Child Soldiers Global Report 2004 - Cook Islands, Niue, Samoa
|Publisher||Child Soldiers International|
|Cite as||Child Soldiers International, Child Soldiers Global Report 2004 - Cook Islands, Niue, Samoa, 2004, available at: http://www.refworld.org/docid/49880667c.html [accessed 7 May 2016]|
|Disclaimer||This is not a UNHCR publication. UNHCR is not responsible for, nor does it necessarily endorse, its content. Any views expressed are solely those of the author or publisher and do not necessarily reflect those of UNHCR, the United Nations or its Member States.|
Covers the period from April 2001 to March 2004.
Population: Cook Islands and Samoa: 178,000 (aggregate); Niue: 1,8125
Government armed forces: no armed forces
Compulsory recruitment age: not applicable

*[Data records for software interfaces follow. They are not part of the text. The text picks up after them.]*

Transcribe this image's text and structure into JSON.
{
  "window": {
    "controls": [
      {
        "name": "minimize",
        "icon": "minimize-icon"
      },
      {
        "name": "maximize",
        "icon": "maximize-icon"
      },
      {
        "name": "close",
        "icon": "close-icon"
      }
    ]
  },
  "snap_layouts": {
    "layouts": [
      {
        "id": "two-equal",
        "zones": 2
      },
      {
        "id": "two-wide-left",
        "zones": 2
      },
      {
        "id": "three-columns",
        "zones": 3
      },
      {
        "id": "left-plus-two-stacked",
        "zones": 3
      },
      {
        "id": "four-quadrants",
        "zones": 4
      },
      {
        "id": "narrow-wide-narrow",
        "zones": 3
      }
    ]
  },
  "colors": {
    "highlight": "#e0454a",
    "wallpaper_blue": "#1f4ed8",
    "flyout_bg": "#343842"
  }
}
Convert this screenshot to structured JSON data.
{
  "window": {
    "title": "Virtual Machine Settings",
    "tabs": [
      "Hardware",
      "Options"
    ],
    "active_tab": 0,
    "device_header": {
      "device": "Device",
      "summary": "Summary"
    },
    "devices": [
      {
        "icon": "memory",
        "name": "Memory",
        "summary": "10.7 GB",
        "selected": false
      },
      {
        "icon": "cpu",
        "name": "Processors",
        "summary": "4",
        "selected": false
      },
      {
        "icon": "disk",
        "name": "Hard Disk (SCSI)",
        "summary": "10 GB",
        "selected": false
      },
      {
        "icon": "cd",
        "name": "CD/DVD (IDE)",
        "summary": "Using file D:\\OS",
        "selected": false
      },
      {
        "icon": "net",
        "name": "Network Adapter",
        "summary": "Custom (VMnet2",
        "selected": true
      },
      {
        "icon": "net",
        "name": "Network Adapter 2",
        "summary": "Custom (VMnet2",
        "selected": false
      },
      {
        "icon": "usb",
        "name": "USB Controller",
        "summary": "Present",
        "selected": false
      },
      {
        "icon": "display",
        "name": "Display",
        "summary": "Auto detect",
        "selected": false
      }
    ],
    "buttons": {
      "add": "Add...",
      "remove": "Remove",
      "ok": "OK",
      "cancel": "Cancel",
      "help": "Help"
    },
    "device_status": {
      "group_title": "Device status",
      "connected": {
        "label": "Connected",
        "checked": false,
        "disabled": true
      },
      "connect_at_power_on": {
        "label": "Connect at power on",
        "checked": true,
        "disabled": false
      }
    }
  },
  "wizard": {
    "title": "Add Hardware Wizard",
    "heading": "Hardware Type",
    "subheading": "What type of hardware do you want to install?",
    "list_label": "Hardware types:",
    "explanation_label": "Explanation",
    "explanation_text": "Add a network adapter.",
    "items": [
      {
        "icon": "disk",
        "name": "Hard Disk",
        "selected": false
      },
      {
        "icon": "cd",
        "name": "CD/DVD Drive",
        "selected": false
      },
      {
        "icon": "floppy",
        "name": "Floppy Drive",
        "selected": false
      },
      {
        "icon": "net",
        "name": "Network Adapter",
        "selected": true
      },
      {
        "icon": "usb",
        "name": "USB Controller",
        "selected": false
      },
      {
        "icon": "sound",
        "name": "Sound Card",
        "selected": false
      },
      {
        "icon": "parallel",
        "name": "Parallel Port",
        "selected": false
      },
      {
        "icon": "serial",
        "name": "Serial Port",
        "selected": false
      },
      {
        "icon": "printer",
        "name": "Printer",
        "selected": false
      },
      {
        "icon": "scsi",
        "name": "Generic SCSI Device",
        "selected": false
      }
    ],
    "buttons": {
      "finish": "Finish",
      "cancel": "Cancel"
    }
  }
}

Voluntary recruitment age: not applicable
Voting age: 18; 21 Samoa
Optional Protocol: not signed
Other treaties ratified (see glossary): Cook Islands: CRC, GC AP I and II Niue: CRC Samoa: CRC, GC AP I and II, ICC
No armed forces are maintained by the governments of Cook Islands, Niue and Samoa. Defence is provided by New Zealand.
National recruitment legislation and practice
Under the 1965 constitution of the Cook Islands, defence is the responsibility of New Zealand. This responsibility would be acted upon only at the request of the government of the Cook Islands. The New Zealand armed forces administer a Mutual Assistance Programme, which aims to support the Pacific Patrol Boat operations and the police, and provides training, including in using and securing small arms.6
The 1974 constitution of Niue, which provides for self-government in free association with New Zealand, states that New Zealand is responsible for external affairs and defence.7 Under New Zealand's Niue Constitution Act, No. 42 of 1974, "Nothing in this Act or in the Constitution shall affect the responsibilities of Her Majesty The Queen in right of New Zealand for the external affairs and defence of Niue".8
Under the 1962 Treaty of Friendship between Samoa and New Zealand, New Zealand agrees to "consider sympathetically" requests from Samoa for "technical, administrative and other assistance", and both governments agree to consult as appropriate on "matters of mutual interest and concern". Under a Mutual Assistance Programme, the New Zealand armed forces have provided training for Samoan police officers in preparation for their deployment with the UN in Timor-Leste.9
5 The Statesman's Yearbook 2004, op. cit.
6 New Zealand Ministry of Foreign Affairs and Trade, Cook Islands Country Paper, August 2003, http://www.mfat.govt.nz (Foreign and trade policy, Pacific, Pacific Island relationships).
7 New Zealand Ministry of Foreign Affairs and Trade, Niue Country Paper, August 2003. 8 Niue Constitution Act, posted at New Zealand Ministry of Foreign Affairs and Trade.
9 New Zealand Ministry of Foreign Affairs and Trade, Samoa Country Paper, May 2003.